Fill’er up – with fruit.
“Fruit naturally maintains electrolyte flow through your body, which keeps your muscles comfortable,” Griesel says. “Plus, because it is naturally pre-packaged in its skin, you can easily take fruit anywhere, making it the perfect snack for eating on the go.” Want something a little more compact without sacrificing nutrition? Pack some prunes, banana chips, or dried apricots for the road.
Forgo caffeine and soda and drink water.
As tempting as it can be to drink energy-boosting beverages in the car, think twice before you indulge. “It makes for an unpleasant trip when someone is jacked up on caffeine or sugar,” Griesel says. Both can worsen the agitation travelers already feel from being cooped up in the car. “Water is the best thing.”

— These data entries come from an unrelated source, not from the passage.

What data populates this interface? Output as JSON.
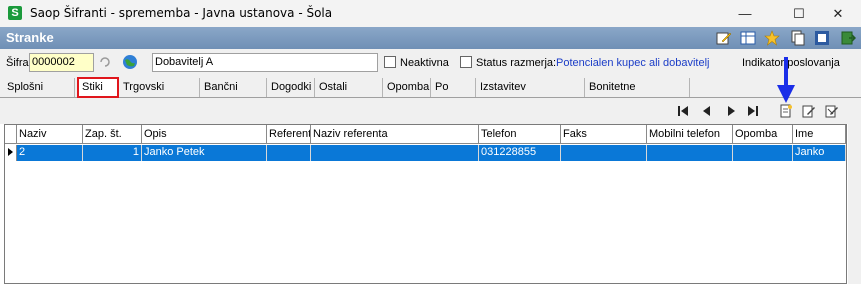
{
  "window": {
    "title": "Saop Šifranti - sprememba - Javna ustanova - Šola",
    "app_icon_letter": "S",
    "min_glyph": "—",
    "max_glyph": "☐",
    "close_glyph": "✕"
  },
  "header": {
    "title": "Stranke",
    "toolbar_icons": [
      "edit-icon",
      "table-icon",
      "star-icon",
      "copy-icon",
      "export-icon",
      "exit-icon"
    ]
  },
  "form": {
    "sifra_label": "Šifra",
    "sifra_value": "0000002",
    "name_value": "Dobavitelj A",
    "neaktivna_label": "Neaktivna",
    "status_label": "Status razmerja:",
    "status_value": "Potencialen kupec ali dobavitelj",
    "indicator_label": "Indikator poslovanja"
  },
  "tabs": [
    {
      "label": "Splošni podatki"
    },
    {
      "label": "Stiki"
    },
    {
      "label": "Trgovski podatki"
    },
    {
      "label": "Bančni računi"
    },
    {
      "label": "Dogodki"
    },
    {
      "label": "Ostali podatki"
    },
    {
      "label": "Opomba"
    },
    {
      "label": "Po meri"
    },
    {
      "label": "Izstavitev dokumentov"
    },
    {
      "label": "Bonitetne informacije"
    }
  ],
  "active_tab": "Stiki",
  "grid": {
    "columns": [
      "Naziv",
      "Zap. št.",
      "Opis",
      "Referent",
      "Naziv referenta",
      "Telefon",
      "Faks",
      "Mobilni telefon",
      "Opomba",
      "Ime"
    ],
    "rows": [
      {
        "naziv": "2",
        "zap": "1",
        "opis": "Janko Petek",
        "referent": "",
        "naziv_referenta": "",
        "telefon": "031228855",
        "faks": "",
        "mobilni": "",
        "opomba": "",
        "ime": "Janko"
      }
    ]
  },
  "colors": {
    "header_band": "#7a98bd",
    "selected_row": "#0a78d7",
    "highlight_box": "#e0161c",
    "arrow": "#1a2ee8"
  }
}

Stretch your brain.
Families tend to save the game playing for that rainy day on vacation, but why not start playing together on the way to your destination? See who can count the most red cars or flags first, search for the farthest state license plate, or play name that tune. “Mental exercises create distraction and bonding in the car’s close quarters,” Andersen says.

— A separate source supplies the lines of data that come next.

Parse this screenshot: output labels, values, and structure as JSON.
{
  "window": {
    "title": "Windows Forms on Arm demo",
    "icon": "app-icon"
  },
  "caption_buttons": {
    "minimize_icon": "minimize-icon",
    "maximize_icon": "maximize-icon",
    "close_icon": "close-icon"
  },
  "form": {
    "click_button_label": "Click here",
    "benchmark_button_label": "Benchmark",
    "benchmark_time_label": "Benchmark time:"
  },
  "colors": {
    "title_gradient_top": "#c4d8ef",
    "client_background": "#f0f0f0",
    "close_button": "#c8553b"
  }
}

Get out and stretch your body.
Simply getting out of the car and walking around and stretching for a few minutes can do wonders to rejuvenate passengers on a long trip. Plus, it can push you out of the slump that results from eating in the car. To stretch your body and release tension, have the whole family do the following exercises from New Jersey physical therapist Chris Keating:
- Hamstring stretch seated: Straighten your leg and place the heel on the ground in front of you. Keeping your back straight, lean forward at the hips until you feel the stretch on the back of your thigh and lower leg. Hold the stretch without bouncing for 20 to 30 seconds. Switch sides.
- Lunge: Take an exaggerated step (lead foot) directly forward and plant the foot on the ground. Keep the knee directly over the lead foot. Lower the trailing knee until it is one to two inches above the floor. Forcefully push off the floor with the lead leg and return to the starting position. Switch sides.
- Posterior capsule stretch: Take your left hand and pull your right arm across your body. Make sure your right arm is at shoulder height and feel the stretch in the back of your shoulder.
Do your best Darth Vader impression.
When things get tense in the car, it pays to pull over and take a deep breath, especially for the driver, Griesel says. “Close your eyes, take a deep breath in, and when you breathe out, do your best Darth Vader impression. The added vibration has been proven to relax the body better,” she says. “Take 10 of these deep breaths to help you regroup.”
With a little planning and a few creative strategies, you can survive any road trip with your sanity and health intact. Your family can be part of the solution, too. Ask them to suggest road trip activities and other ways to stay active while on the road.